For more than seventy years the oil reserves of Mexico have been the exclusive property of the state run oil company Petroleos Mexicanos, or Pemex. That changed at the end of last year when the Mexican parliament agreed to amend the country’s constitution and allow foreign oil companies in. That decision prompted many to start guessing who would benefit most, with the usual suspects, Exxon Mobil (XOM), Chevron (CVX) and BP (BP) heading most people’s lists. On Wednesday of this week, though, we found out why the big oil companies may not be the best way to play the coming Mexican oil boom.
In a move that surprised very few, the government announced that Pemex would be keeping 83 percent of the country’s proven and probable reserves; hardly a bonanza for the big boys, but, as I said, not that much of a surprise either. The reason is simple. While Pemex has been inefficient in exploiting the fields and it is hoped that the introduction of outside firms will force that situation to improve, it is the oil that they cannot get to, that located in shale fields and ultra-deep water that the Mexican government wants the foreign firms to help with.
For big oil this opens up some possibilities for sure, but they are in exploration with its attendant risks. Moreover, if the shale boom in the U.S. is any guide, smaller, more nimble firms will be the ones to benefit the most, at least initially. We could take a guess at which ones that will be, but this strikes me as another situation where the “picks and shovels” approach that I have outlined here before offers the best chance for investors to profit. Put simply, during a gold rush it is those that supply the prospectors, rather, than the prospectors themselves, who consistently make money.
Rather than trying to pick winners in the exploration game, investing in the oil service companies that they all will use makes more sense. Foreign oil service companies have been allowed in Mexico for some time, so three of the biggest in that field are all well placed to take advantage of the boom.
Schlumberger (SLB), Halliburton (HAL) and Weatherford International (WFT) all have operations in Mexico, with extensive local knowledge and contacts. The prospect of servicing incoming exploration companies, combined with recent weakness in their stock, makes them all attractive propositions at current levels. It should be noted that said weakness is largely in response to uncertainty about Russia, and some may wait for resolution there before wading in. To me, though, that weakness looks to provide a decent entry point for long term investors, and the effects of the sanctions and disruption are starting to look priced in.
If you agree that oil service companies look like the best way to play the start of the coming Mexican oil boom, then don’t try to pick a winner, just spread an investment between the three mentioned.
Nearby levels of previous support or resistance in all three stocks are likely to provide support in the short term; SLB at around $104, HAL at around $65.50 and WFT at around $20. They all may be too close to be used as effective stop loss levels given recent volatility and the long term nature of the investment, but a significant break below those levels should be watched for and, should that occur, I would be looking to take a small loss on part of the position and buy again when things settle down.

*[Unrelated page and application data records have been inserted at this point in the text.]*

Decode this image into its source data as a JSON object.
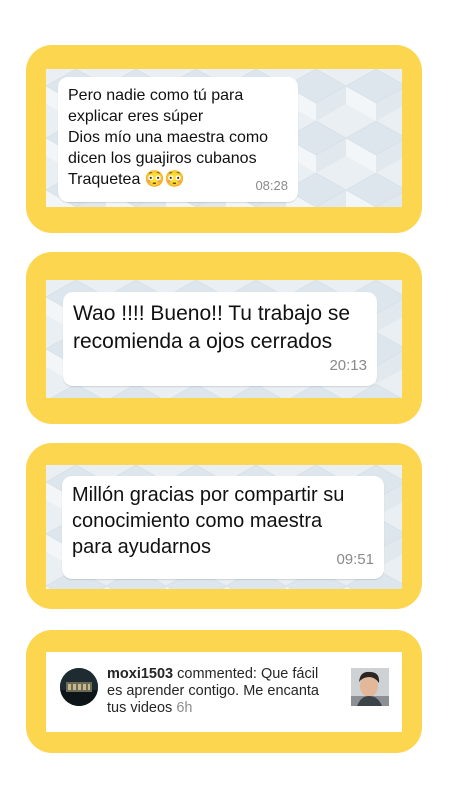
{
  "messages": [
    {
      "text": "Pero nadie como tú para\nexplicar eres súper\nDios mío una maestra como\ndicen los guajiros cubanos\nTraquetea 😳😳",
      "time": "08:28"
    },
    {
      "text": "Wao !!!! Bueno!! Tu trabajo se\nrecomienda a ojos cerrados",
      "time": "20:13"
    },
    {
      "text": "Millón gracias por compartir su\nconocimiento como maestra\npara ayudarnos",
      "time": "09:51"
    }
  ],
  "comment": {
    "username": "moxi1503",
    "text": " commented: Que fácil\nes aprender contigo. Me encanta\ntus videos ",
    "age": "6h",
    "avatar_icon": "avatar-icon",
    "thumbnail_icon": "video-thumbnail"
  },
  "colors": {
    "frame": "#fcd64e",
    "chat_bg": "#e9eff3",
    "bubble": "#ffffff",
    "time": "#8a8a8a"
  }
}
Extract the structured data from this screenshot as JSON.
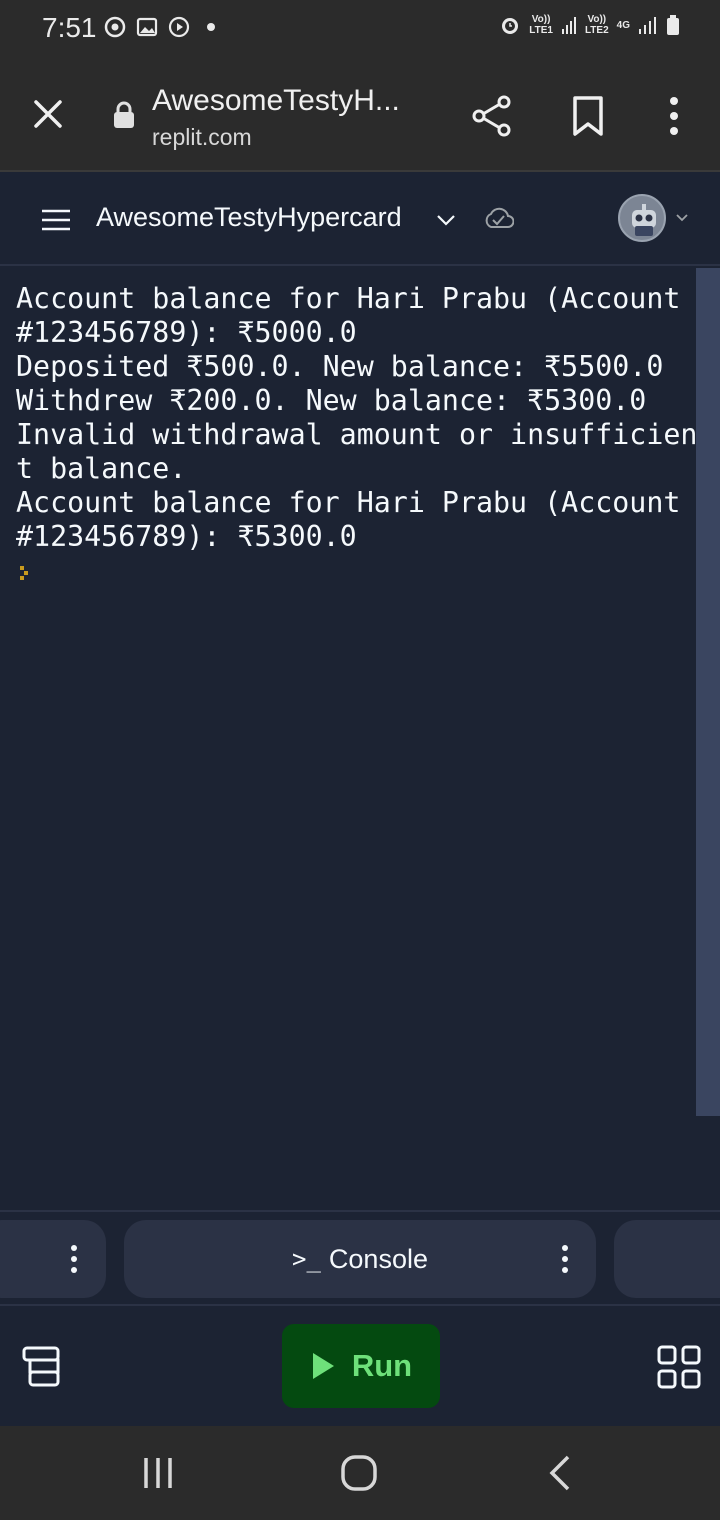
{
  "status_bar": {
    "time": "7:51",
    "network_1": "Vo))\nLTE1",
    "network_2": "Vo))\nLTE2",
    "network_type": "4G"
  },
  "browser": {
    "title": "AwesomeTestyH...",
    "domain": "replit.com"
  },
  "app_header": {
    "repl_name": "AwesomeTestyHypercard"
  },
  "console": {
    "lines": [
      "Account balance for Hari Prabu (Account",
      "#123456789): ₹5000.0",
      "Deposited ₹500.0. New balance: ₹5500.0",
      "Withdrew ₹200.0. New balance: ₹5300.0",
      "Invalid withdrawal amount or insufficien",
      "t balance.",
      "Account balance for Hari Prabu (Account",
      "#123456789): ₹5300.0"
    ]
  },
  "tabs": {
    "console_label": "Console",
    "console_prompt": ">_"
  },
  "toolbar": {
    "run_label": "Run"
  },
  "colors": {
    "background": "#1c2333",
    "panel": "#2b3245",
    "run_bg": "#044a10",
    "run_fg": "#6ee07a",
    "chrome": "#2b2b2b"
  }
}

This would be a situation where the old trading rule about never averaging can be put aside.
Of course, the opening of the Mexican oil market will be beneficial to the big oil companies over time; the size and scope of their operations, combined with their expertise, mean that most things are. Given that Pemex will be keeping the proven fields though, and given what we know about the way the U.S. shale boom has played out, a broad based investment in those supplying the boom rather than attempting to pick a winner among the explorers makes sense to me.